Updated: May 3, 2013 12:14PM
Originally published: August 28, 2005
For those Americans who are clueless about planning for retirement -- and there are lots of them -- Terry Savage has come to the rescue.
In her new book, The Savage Number: How Much Money Do You Need to Retire? (Wiley, 256 pages, $24.95), the personal finance expert and Sun-Times columnist provides hands-on techniques to plan a successful, satisfying retirement.
Here, in the first of two parts, is an excerpt.
Can you retire?
You want a simple answer to your most important financial question:
How much money do I need to retire? And then you have one more question: How much money can I spend every month and not run out of money before I run out of time?
Well, let me ask you a few questions:
At what age do you want to retire?
How much money have you saved today?
How much money do you think you’ll need every month for living expenses?
What’s your estimate for the inflation rate during your retirement years?
What’s your risk tolerance for investments?
And by the way, how long do you think you’ll live?
If you knew those answers for sure, retirement planning would be easy. But life is filled with uncertainty. That’s no excuse for avoiding the issue.
A quick search of the Internet on the subject of retirement calculators offers nearly one hundred Web sites, mostly from financial services companies and financial planning firms. They will instantly calculate how much money you need to retire based on your answers to those basic questions. The amounts may be intimidating.
One of the best online calculators is the “Ballpark Estimate Worksheet” at www.choosetosave.org. It will show you how much you should be saving every month. You can use the Society of Actuaries’ Retirement Probability analyzer, available at www.soa.org to get a more sophisticated analysis of how long your nest egg is likely to last.
But you’ll need more than these calculators to plan for a successful retirement. You need personalized advice about how to invest your money along the way. And you’ll need a withdrawal plan that ensures you won’t run out of money before you run out of time.
Now that kind of personalized advice is within reach of the average American, in a format that is not only understandable and practical, but individual. It’s called Monte Carlo modeling, but it has nothing to do with gambling. Quite the contrary. It’s a very exacting analysis of probabilities. And it’s the basis for making informed decisions about our retirement finances.
The Savage Number -- how much money you need to retire --is a personal and unique number, but it is knowable. It comes with retirement years with enough money to cover foreseeable expenses. In fact, the Savage Number is readily available to you, at no cost but your willingness to think about it and accept help. It will take more than a few minutes and a few mouse clicks, but it will be well worth your time.
You’ve seen the familiar headlines: “Baby boomers can’t afford to retire.” You can respond in one of two ways: (1) You can refuse to think about it, or (2) you can take time to figure out your options and get help. Believe me, getting good help with retirement planning is easier and less expensive than you think. The whole point of this book is to show you the way.
The entire financial services industry is gearing up to serve you, the baby boomer approaching retirement. For the past decade, mutual funds, banks, and brokers have been trying to get you to invest.

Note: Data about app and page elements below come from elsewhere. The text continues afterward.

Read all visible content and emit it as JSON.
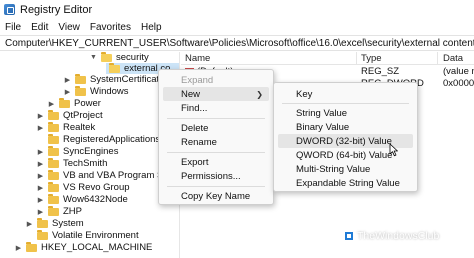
{
  "window": {
    "title": "Registry Editor"
  },
  "menubar": {
    "items": [
      "File",
      "Edit",
      "View",
      "Favorites",
      "Help"
    ]
  },
  "address": {
    "path": "Computer\\HKEY_CURRENT_USER\\Software\\Policies\\Microsoft\\office\\16.0\\excel\\security\\external content"
  },
  "tree": {
    "items": [
      {
        "label": "security",
        "chevron": "down",
        "selected": false
      },
      {
        "label": "external co...",
        "chevron": "",
        "selected": true
      },
      {
        "label": "SystemCertificates",
        "chevron": "right",
        "selected": false
      },
      {
        "label": "Windows",
        "chevron": "right",
        "selected": false
      },
      {
        "label": "Power",
        "chevron": "right",
        "selected": false
      },
      {
        "label": "QtProject",
        "chevron": "right",
        "selected": false
      },
      {
        "label": "Realtek",
        "chevron": "right",
        "selected": false
      },
      {
        "label": "RegisteredApplications",
        "chevron": "",
        "selected": false
      },
      {
        "label": "SyncEngines",
        "chevron": "right",
        "selected": false
      },
      {
        "label": "TechSmith",
        "chevron": "right",
        "selected": false
      },
      {
        "label": "VB and VBA Program Settin",
        "chevron": "right",
        "selected": false
      },
      {
        "label": "VS Revo Group",
        "chevron": "right",
        "selected": false
      },
      {
        "label": "Wow6432Node",
        "chevron": "right",
        "selected": false
      },
      {
        "label": "ZHP",
        "chevron": "right",
        "selected": false
      },
      {
        "label": "System",
        "chevron": "right",
        "selected": false
      },
      {
        "label": "Volatile Environment",
        "chevron": "",
        "selected": false
      },
      {
        "label": "HKEY_LOCAL_MACHINE",
        "chevron": "right",
        "selected": false
      }
    ]
  },
  "values_pane": {
    "headers": {
      "name": "Name",
      "type": "Type",
      "data": "Data"
    },
    "rows": [
      {
        "name": "(Default)",
        "type": "REG_SZ",
        "data": "(value no"
      },
      {
        "name": "",
        "type": "REG_DWORD",
        "data": "0x00000001"
      }
    ]
  },
  "context_menu": {
    "items": [
      {
        "label": "Expand",
        "disabled": true
      },
      {
        "label": "New",
        "disabled": false,
        "hover": true,
        "has_submenu": true
      },
      {
        "label": "Find...",
        "disabled": false
      },
      {
        "label": "Delete",
        "disabled": false
      },
      {
        "label": "Rename",
        "disabled": false
      },
      {
        "label": "Export",
        "disabled": false
      },
      {
        "label": "Permissions...",
        "disabled": false
      },
      {
        "label": "Copy Key Name",
        "disabled": false
      }
    ]
  },
  "submenu": {
    "items": [
      {
        "label": "Key"
      },
      {
        "label": "String Value"
      },
      {
        "label": "Binary Value"
      },
      {
        "label": "DWORD (32-bit) Value",
        "hover": true
      },
      {
        "label": "QWORD (64-bit) Value"
      },
      {
        "label": "Multi-String Value"
      },
      {
        "label": "Expandable String Value"
      }
    ]
  },
  "watermark": {
    "text": "TheWindowsClub"
  },
  "colors": {
    "selection": "#cce4f7",
    "folder": "#f0c24a",
    "menu_bg": "#f9f9f9",
    "hover": "#e5e5e5"
  },
  "icons": {
    "app": "registry-editor-icon",
    "folder": "folder-icon",
    "string_value": "string-value-icon",
    "cursor": "mouse-pointer-icon"
  }
}
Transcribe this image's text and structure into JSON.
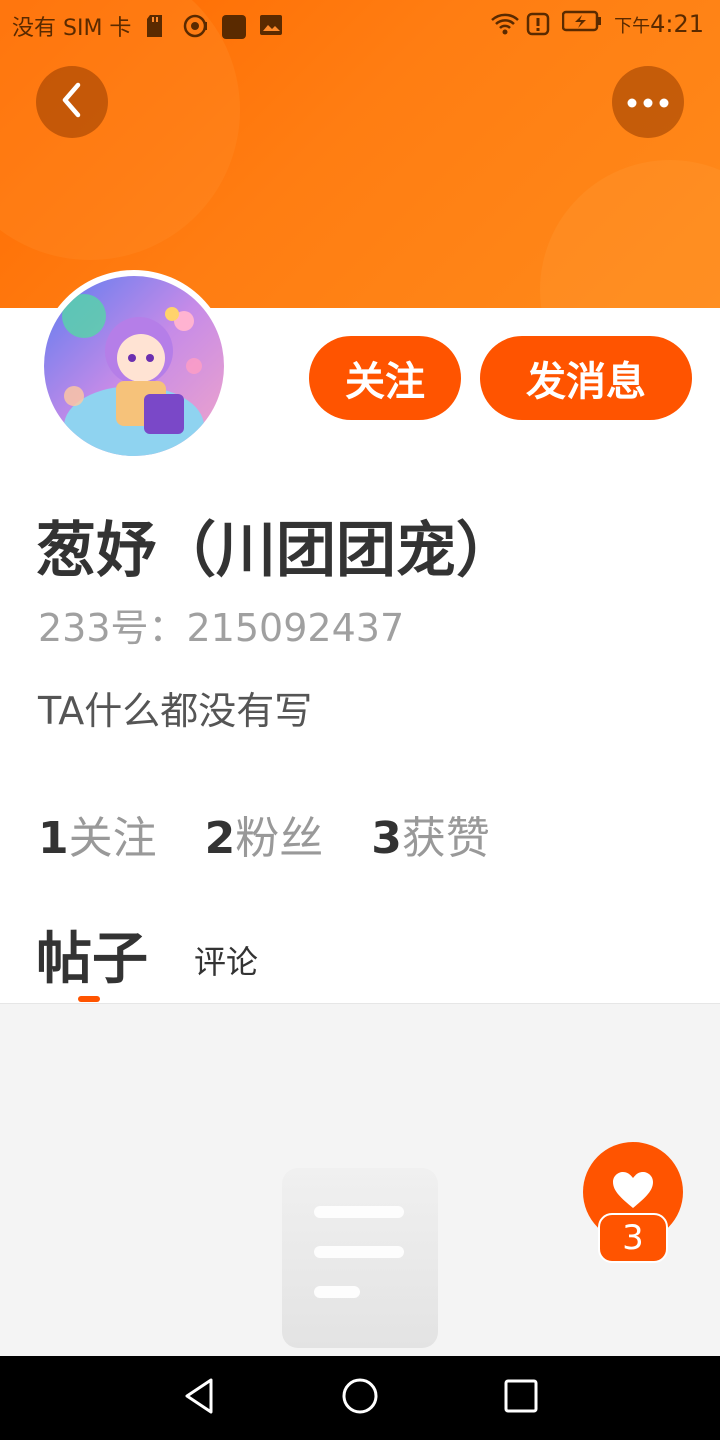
{
  "status_bar": {
    "carrier": "没有 SIM 卡",
    "time_prefix": "下午",
    "time": "4:21",
    "icons": [
      "sd-card-icon",
      "hotspot-icon",
      "app-icon",
      "gallery-icon",
      "wifi-icon",
      "alert-icon",
      "battery-charging-icon"
    ]
  },
  "header": {
    "back_icon": "chevron-left-icon",
    "more_icon": "more-horizontal-icon",
    "banner_color": "#ff7010"
  },
  "profile": {
    "name": "葱妤（川团团宠）",
    "uid": "233号：215092437",
    "bio": "TA什么都没有写",
    "follow_label": "关注",
    "message_label": "发消息",
    "accent_color": "#ff5400"
  },
  "stats": [
    {
      "num": "1",
      "label": "关注"
    },
    {
      "num": "2",
      "label": "粉丝"
    },
    {
      "num": "3",
      "label": "获赞"
    }
  ],
  "tabs": {
    "posts": "帖子",
    "comments": "评论"
  },
  "like_fab": {
    "icon": "heart-icon",
    "count": "3"
  },
  "nav": {
    "back": "back-triangle-icon",
    "home": "home-circle-icon",
    "recents": "recents-square-icon"
  }
}
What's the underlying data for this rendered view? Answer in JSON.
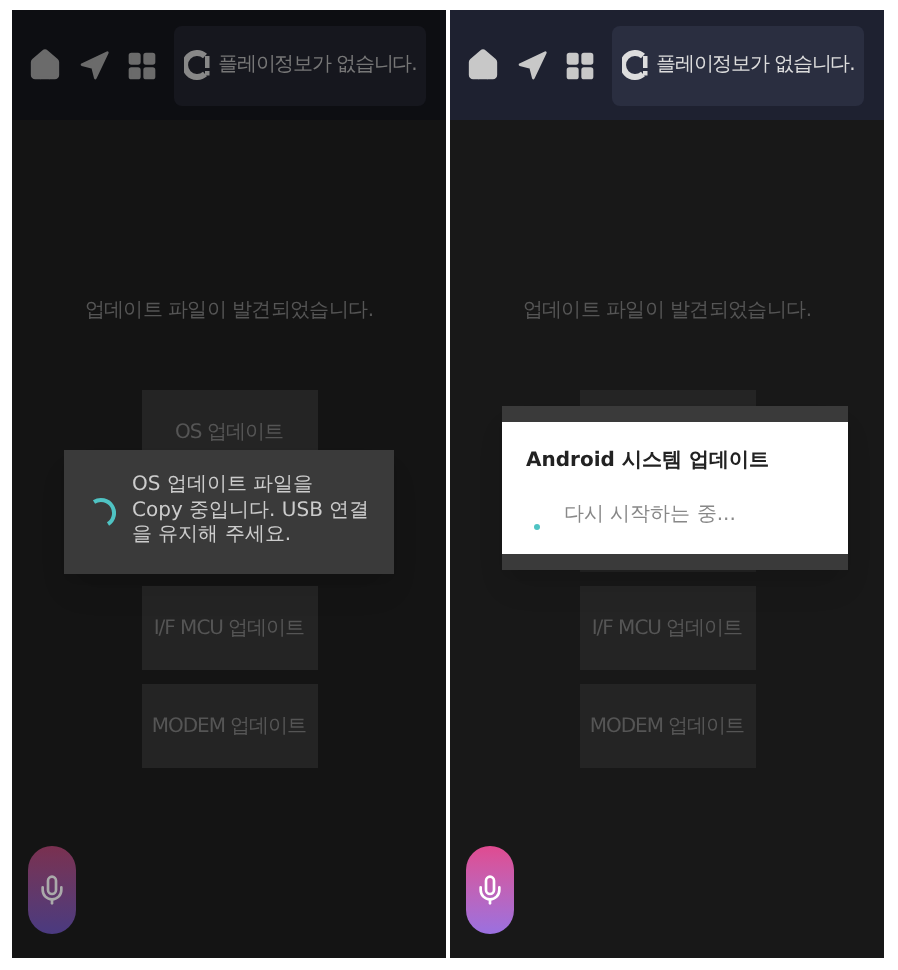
{
  "panels": [
    {
      "dimmed": true,
      "status": "플레이정보가 없습니다.",
      "message": "업데이트 파일이 발견되었습니다.",
      "buttons": [
        {
          "label": "OS 업데이트"
        },
        {
          "label": "I/F MCU 업데이트"
        },
        {
          "label": "MODEM 업데이트"
        }
      ],
      "overlay": {
        "kind": "toast",
        "text": "OS 업데이트 파일을 Copy 중입니다. USB 연결을 유지해 주세요."
      }
    },
    {
      "dimmed": false,
      "status": "플레이정보가 없습니다.",
      "message": "업데이트 파일이 발견되었습니다.",
      "buttons": [
        {
          "label": "I/F MCU 업데이트"
        },
        {
          "label": "MODEM 업데이트"
        }
      ],
      "overlay": {
        "kind": "dialog",
        "title": "Android 시스템 업데이트",
        "text": "다시 시작하는 중..."
      }
    }
  ]
}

Now they’re trying to help you retire.
You may not have a lot of money saved. In fact, you may not have saved anything. You may be living with credit card debt. Time marches on, even if your investments don’t. And at some point in the future, you’re going to want to retire, or your job will retire from you.
What does the word retire mean? Each of us will have our own definition. For some, it’s a full-time vacation in a sunny spot near a golf course. For many more, it will be a part-time job to maintain a reasonable standard of living. And for some, it will be dependence on programs like Social Security and Medicare.
Odds are we’ll live longer than our parents will. And odds are they’ll use up all their money living longer than they planned. So we won’t have an inheritance to rescue us. And odds are our children -- for those who have them -- won’t want to spend their scarce dollars taking care of us.
Should we be scared? Absolutely not. We’re the generation that grew up in the shadow of the Cold War and the Soviet Union; nuclear fears and the Doomsday Clock; unprecedented inflation that spawned a 21 percent prime interest rate and 15 percent mortgage rates; the worst recession (in 1980-1982) since the Great Depression; the biggest bear market since the crash of 1929; and the worst terrorist attack on our country since Pearl Harbor.
We’ve survived all that. Certainly we can survive retirement! And we can do it in style, if we start thinking about it now -- thinking about the balance between living our lives to the fullest today and giving ourselves a chance at the lifestyle we want in the future. Small steps taken now, while we are earning our best income and in good health, can make all the difference. Those steps may cost more in attention than they do in dollars -- hence the term “paying attention.”
Baby boomers have always changed America, and we’re about to do it again. It doesn’t take magic. We have computer technology on our side. It will provide the Savage Number, which, along with self-discipline, will bring us to our own secure retirement.